Guest post by Lindsay.
A few months ago, before teaching a lesson, I heard a a six year old boy teasing his sister, “Riding isn’t a sport- the horse does all the work!” I very calmly corrected him, in defense of his sister and myself. His mother responded, “He’s only teasing his sister.”
For over 20 years, I have been defending my SPORT. I have been teased, not only by my own brothers, but by gym teachers and other “sports” or “athletic” people. Many people classify riding as a hobby, where the horse does “all of the work” and the rider is “just along for the ride.”
I guess, for some people riding can be a hobby. I have never looked at my sport that way, but for argument’s sake, I will try. There are plenty of people in the horse world that are much more casual than I am. (A nice way of saying that I am incredibly intense.) Even at show barns, there are people that breeze in once or twice a month, putter around grooming, and perhaps take a lesson if the weather is nice.

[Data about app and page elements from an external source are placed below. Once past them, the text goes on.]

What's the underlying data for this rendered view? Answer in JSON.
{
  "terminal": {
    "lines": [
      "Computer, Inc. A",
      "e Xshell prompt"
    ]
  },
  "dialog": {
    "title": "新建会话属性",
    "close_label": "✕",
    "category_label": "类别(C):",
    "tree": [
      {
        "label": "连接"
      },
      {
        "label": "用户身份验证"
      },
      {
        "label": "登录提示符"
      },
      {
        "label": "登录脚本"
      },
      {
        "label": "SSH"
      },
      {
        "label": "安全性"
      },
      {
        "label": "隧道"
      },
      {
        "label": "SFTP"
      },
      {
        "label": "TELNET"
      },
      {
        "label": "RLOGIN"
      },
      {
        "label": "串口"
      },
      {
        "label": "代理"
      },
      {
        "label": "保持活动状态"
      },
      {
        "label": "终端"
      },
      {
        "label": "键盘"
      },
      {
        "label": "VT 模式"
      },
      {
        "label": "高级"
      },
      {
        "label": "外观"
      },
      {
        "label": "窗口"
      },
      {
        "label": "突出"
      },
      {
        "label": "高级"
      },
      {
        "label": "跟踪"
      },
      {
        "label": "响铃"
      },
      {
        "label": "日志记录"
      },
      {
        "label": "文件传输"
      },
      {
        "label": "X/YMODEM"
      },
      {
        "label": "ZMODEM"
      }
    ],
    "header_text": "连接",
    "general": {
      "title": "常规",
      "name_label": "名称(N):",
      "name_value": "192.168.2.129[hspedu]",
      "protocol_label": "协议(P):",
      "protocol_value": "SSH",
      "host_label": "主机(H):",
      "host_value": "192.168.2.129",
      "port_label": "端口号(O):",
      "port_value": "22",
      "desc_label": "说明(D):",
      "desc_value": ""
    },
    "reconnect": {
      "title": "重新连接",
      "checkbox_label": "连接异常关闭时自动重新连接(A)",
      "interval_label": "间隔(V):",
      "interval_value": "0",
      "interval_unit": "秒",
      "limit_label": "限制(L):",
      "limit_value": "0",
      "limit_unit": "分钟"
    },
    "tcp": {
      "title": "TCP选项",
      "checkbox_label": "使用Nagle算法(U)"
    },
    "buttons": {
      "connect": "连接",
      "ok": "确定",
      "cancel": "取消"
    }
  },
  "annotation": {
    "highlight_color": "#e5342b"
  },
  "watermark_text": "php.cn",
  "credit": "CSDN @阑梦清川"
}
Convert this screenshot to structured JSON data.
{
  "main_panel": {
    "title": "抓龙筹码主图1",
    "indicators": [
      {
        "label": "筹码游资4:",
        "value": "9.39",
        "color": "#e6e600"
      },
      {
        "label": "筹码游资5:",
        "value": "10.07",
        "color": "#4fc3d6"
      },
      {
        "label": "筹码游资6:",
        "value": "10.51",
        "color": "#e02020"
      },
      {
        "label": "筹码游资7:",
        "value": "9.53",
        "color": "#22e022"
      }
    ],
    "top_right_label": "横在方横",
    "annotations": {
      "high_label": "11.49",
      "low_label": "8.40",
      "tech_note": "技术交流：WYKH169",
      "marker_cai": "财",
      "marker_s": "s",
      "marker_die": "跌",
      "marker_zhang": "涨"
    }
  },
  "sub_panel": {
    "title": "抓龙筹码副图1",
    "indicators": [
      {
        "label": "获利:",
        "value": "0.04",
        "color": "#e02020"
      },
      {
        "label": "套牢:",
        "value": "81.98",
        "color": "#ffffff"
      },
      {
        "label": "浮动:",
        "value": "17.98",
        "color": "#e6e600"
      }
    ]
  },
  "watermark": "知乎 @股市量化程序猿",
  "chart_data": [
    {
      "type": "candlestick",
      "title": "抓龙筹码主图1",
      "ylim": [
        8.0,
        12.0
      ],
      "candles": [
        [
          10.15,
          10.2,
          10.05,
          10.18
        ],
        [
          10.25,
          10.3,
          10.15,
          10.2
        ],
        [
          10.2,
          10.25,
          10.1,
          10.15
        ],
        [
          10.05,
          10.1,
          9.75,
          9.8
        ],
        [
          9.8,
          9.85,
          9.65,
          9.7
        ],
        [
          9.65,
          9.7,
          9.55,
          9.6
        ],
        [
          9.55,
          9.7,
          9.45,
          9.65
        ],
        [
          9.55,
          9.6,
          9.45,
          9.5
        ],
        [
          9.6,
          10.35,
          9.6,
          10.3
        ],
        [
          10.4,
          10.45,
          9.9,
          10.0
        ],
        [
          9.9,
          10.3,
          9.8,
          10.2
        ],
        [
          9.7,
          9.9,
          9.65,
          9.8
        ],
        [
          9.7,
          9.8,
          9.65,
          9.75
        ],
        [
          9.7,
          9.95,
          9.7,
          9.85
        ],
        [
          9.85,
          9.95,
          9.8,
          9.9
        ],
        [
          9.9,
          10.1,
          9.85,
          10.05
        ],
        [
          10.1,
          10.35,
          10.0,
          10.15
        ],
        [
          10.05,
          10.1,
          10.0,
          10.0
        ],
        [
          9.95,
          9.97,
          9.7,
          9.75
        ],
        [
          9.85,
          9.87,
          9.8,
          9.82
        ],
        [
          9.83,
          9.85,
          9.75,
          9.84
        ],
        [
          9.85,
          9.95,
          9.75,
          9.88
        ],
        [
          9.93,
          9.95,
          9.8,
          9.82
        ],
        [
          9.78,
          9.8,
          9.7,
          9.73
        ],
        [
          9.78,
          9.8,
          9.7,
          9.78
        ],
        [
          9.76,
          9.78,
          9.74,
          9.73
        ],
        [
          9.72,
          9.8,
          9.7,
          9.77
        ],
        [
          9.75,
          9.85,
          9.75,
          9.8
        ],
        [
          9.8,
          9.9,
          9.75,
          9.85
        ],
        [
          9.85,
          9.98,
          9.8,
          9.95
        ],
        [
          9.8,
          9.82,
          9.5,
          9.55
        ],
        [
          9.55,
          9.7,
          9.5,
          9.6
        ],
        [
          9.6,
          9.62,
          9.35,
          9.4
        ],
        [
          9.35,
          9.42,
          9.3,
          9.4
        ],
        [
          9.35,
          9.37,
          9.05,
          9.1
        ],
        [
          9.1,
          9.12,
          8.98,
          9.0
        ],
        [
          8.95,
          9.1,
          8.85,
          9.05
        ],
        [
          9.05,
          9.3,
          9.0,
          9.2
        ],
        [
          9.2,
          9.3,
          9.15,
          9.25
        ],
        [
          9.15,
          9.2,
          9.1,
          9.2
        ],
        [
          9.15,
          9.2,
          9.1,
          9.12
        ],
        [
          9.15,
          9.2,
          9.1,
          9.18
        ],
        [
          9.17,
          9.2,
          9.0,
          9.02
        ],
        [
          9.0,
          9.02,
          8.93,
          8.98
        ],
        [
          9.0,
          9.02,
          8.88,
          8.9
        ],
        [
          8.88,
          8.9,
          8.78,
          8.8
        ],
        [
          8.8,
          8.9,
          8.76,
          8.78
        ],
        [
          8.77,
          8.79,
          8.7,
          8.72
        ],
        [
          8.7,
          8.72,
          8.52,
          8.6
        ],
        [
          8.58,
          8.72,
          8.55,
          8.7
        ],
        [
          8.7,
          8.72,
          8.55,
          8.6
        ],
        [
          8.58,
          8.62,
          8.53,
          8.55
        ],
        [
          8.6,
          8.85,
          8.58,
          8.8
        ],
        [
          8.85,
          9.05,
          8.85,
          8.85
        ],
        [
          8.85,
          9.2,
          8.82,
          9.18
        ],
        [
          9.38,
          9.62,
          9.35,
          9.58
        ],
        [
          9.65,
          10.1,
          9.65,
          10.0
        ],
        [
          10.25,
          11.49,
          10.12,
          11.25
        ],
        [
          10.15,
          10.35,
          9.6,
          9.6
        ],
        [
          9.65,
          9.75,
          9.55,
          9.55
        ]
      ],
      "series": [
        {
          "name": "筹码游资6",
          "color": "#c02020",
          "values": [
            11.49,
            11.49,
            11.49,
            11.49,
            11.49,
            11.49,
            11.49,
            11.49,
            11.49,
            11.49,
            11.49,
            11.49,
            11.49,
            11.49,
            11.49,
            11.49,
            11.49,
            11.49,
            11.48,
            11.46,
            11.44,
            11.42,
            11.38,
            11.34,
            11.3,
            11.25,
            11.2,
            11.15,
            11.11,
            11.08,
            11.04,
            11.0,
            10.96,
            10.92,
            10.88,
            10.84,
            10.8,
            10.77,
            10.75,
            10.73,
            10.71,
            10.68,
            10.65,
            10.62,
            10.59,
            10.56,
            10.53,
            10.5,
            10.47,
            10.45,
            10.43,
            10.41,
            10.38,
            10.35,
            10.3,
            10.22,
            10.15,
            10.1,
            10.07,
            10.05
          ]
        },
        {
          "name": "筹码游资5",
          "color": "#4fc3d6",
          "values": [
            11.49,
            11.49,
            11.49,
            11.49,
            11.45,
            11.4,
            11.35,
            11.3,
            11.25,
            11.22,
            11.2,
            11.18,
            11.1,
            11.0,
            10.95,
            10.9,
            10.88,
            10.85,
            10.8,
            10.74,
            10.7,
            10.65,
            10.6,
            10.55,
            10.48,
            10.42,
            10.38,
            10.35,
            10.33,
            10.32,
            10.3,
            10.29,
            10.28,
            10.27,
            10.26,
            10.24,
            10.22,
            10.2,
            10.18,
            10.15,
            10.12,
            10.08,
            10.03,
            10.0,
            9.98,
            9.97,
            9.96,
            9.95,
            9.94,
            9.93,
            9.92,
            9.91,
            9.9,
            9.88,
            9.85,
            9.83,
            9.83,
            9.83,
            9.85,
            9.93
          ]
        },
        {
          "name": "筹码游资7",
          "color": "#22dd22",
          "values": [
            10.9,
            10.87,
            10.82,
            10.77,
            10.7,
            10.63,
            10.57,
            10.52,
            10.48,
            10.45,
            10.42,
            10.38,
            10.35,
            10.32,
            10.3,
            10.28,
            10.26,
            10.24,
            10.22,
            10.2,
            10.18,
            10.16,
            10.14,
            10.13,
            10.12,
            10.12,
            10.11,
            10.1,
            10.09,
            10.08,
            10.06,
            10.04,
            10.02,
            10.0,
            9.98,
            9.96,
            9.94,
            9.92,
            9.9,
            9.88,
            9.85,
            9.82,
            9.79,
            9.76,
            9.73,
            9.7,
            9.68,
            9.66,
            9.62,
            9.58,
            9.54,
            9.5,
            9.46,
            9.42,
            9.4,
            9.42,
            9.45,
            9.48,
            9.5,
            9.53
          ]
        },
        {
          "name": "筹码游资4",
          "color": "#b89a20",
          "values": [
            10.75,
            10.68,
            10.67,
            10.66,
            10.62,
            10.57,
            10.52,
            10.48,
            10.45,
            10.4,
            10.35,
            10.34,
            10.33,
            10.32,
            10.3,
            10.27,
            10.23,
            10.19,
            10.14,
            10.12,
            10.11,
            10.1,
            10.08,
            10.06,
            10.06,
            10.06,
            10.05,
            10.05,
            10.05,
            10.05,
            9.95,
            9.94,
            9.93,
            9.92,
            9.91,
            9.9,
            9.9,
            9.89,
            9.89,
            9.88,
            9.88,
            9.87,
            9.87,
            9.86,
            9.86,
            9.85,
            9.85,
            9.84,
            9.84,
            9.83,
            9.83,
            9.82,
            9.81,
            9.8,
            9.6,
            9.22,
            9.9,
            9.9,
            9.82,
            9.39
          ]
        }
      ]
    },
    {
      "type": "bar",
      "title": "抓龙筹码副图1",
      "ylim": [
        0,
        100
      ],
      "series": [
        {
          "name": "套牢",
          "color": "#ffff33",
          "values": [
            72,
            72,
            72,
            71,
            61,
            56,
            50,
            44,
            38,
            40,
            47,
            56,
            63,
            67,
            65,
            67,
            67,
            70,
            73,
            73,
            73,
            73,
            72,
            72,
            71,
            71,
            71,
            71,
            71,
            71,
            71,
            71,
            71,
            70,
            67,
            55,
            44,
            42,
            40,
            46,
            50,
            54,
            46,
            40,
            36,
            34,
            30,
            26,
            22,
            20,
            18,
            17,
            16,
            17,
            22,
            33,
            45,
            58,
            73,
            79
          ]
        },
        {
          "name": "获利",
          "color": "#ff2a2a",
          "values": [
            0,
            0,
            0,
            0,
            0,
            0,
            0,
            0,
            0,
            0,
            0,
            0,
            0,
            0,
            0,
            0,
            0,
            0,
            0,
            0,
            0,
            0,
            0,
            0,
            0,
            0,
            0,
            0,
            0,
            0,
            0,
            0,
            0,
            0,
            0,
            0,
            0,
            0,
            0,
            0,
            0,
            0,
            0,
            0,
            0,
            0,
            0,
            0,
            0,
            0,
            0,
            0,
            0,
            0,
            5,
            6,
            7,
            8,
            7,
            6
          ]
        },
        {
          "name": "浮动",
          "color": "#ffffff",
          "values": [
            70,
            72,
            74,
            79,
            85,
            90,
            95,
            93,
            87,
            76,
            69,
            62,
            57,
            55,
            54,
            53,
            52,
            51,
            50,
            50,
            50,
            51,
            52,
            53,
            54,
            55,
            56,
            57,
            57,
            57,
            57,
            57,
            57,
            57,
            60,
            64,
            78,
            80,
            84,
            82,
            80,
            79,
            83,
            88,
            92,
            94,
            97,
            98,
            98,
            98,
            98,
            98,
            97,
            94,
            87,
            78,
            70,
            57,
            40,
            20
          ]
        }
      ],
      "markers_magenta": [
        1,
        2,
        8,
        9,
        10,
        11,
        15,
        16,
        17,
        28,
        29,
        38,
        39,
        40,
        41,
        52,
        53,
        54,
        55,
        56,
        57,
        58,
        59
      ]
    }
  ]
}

For those people, riding is just one of the many things that they do. I have met many people that just want to enjoy time with their horse, do some work in their lesson or on the trail, and get a little better each time they ride. (I would like to be very clear- if this is the type of rider that you are, the more power to you. I know you truly enjoy your rides and your horses and I do love seeing you around the barn. As a super intense person, I need to learn from you and remember that I am in the horse world because I enjoy it and it is fun- sometimes, I forget that.)
Some people prefer horsemanship to riding. (I cannot stress the importance of horsemanship!) They prefer to come see their horse everyday, groom, care for, and pamper their animal. I do know people who LOVE and prefer ground work with their horses. There are also people that prefer to be spectators; they love to audit clinics, watch horse shows, or even hang around the barn and watch lessons.
Okay, so for some people, this might just be a hobby. (Maybe.)
On the other hand, there are many people that treat riding as a sport. I am one of those people. The horse, for me, certainly does not “do all the work” – quite the opposite, in fact. I am an athlete. At 1/10 (or less) of the weight of the horse, it is up to my body to control this animal that will eventually become my partner, my teammate.
For those that don’t think riding is a sport, I ask: how does a horse know what to do when you ride it? Magic? As some one who has been the first person on a few horses, I can tell you, it is not magic. It’s strength and skill. It is knowing where exactly to put you left calf muscle, while knowing what to do with your right pinky. It is having control over every single muscle in your body and knowing what to without watching your body work. (We all know what happens if you look down!)
The statement I often hear is, “Okay, well riding is a physical activity, but what about competition? You can’t have a sport without competition!” I am no stranger to “typical” sports. My family boasts college and semi pro athletes in baseball and football, my grandfather is even a Major League Baseball Scout. I have been involved in “typical” competition from a young age. Horse shows are more competitive than any other sport I have played or watched. Our athletes put tremendous mental pressure on themselves and their competitors. Riders and horses push themselves to their physical limits. Blood, sweat and tears? You will certainly find all of those at a horse show. Under a seemingly cool and calm demeanor, you find men and women that expect nothing less than a perfect performance from their horse and rider team.
So, what is left to prove? Riding’s physical difficulty? Take a lesson with me, and of course your upper thigh will hurt, but your abs will hurt for days. Try to lift up a horse, set him on his haunch, keep him straight – only using your legs, and then squeeze the dickens out of him to try to get him over a jump. Ask professional equestrians about their injuries; the list will be too long for most people to remember.